November 12, 2009
On September 12, 1960, presidential candidate John F. Kennedy gave a major speech to the Greater Houston Ministerial Association, a group of Protestant ministers, on the issue of religion. At the time, many Americans questioned whether Kennedy's Roman Catholic faith would allow him to make important national decisions as president independent of the Catholic Church. Kennedy put those concerns to rest:
I believe in an America where the separation of church and state is absolute, where no Catholic prelate would tell the president (should he be Catholic) how to act, and no Protestant minister would tell his parishioners for whom to vote. . . . I believe in an America . . . where no public official either requests or accepts instructions on public policy from the Pope, the National Council of Churches or any other ecclesiastical source; where no religious body seeks to impose its will directly or indirectly upon the general populace or the public acts of its officials. . . . That is the kind of America in which I believe. . . . Whatever issue may come before me as president - on birth control, divorce, censorship, gambling or any other subject - I will make my decision in accordance with . . . what my conscience tells me to be the national interest, and without regard to outside religious pressures or dictates. Photo Regent University
It was on this basis that the United States elected our first Catholic president. Sadly, a lot has changed in the almost fifty years since Kennedy delivered that historic address. According to the Washington Post, the Catholic Archdiocese of Washington is threatening to abandon its social service programs if the District of Columbia Council enacts a pending same-sex marriage law...
...Freedom of religion in our nation means, first and foremost, the right of individuals to live their lives in accord with their most cherished religious beliefs, and free of government interference. It is not for our government to tell Muslims they must drink alcohol or eat pork, it is not for our government to tell Jews they must consume shrimp or work on Saturday, and it is not for our government to tell Catholics they must have abortions or marry persons of the same-sex.
At the same time, though, the reciprocal of that freedom is an equally fundamental responsibility. This is the responsibility not to use the authority of the government to compel individuals to live their lives in accord with our "religious dictates" that they do not share. Muslims have the right not to consume pork, but they should not use the power of the government to forbid others to eat pork. Jews have the right not to work on Saturday, but they should not use the power of the government to prohibit others from working on Saturday. And Catholics have the right not to marry people of the same sex, but they should not use the power of the government to forbid others from marrying the person they love...Related links:

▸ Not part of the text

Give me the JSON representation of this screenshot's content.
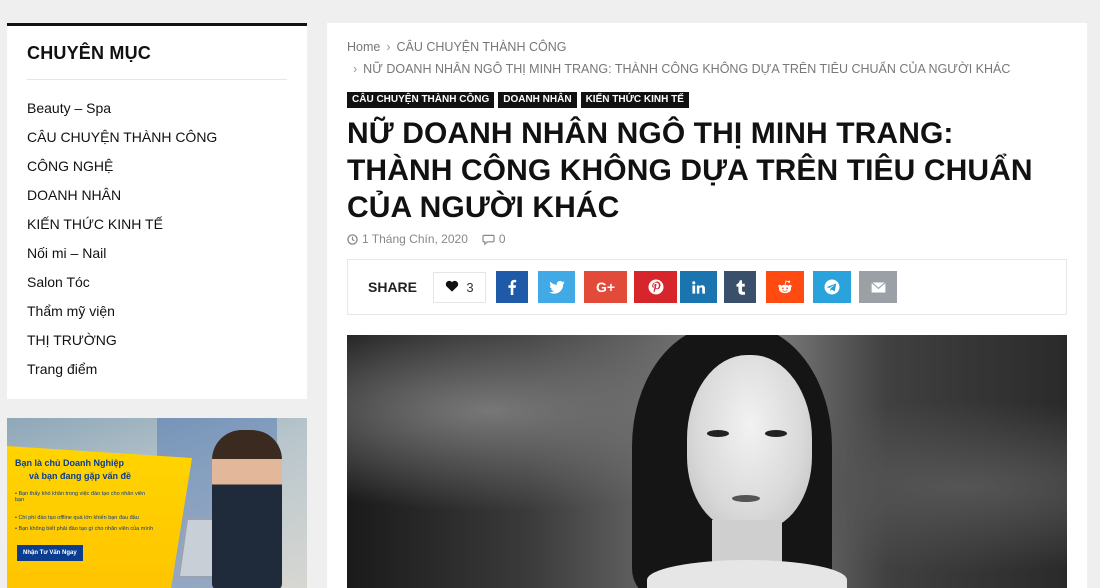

there will exist a well-informed,
well-considered, and yet fervent public conviction
that the most deadly of all possible sins
mutilation of a child's spirit.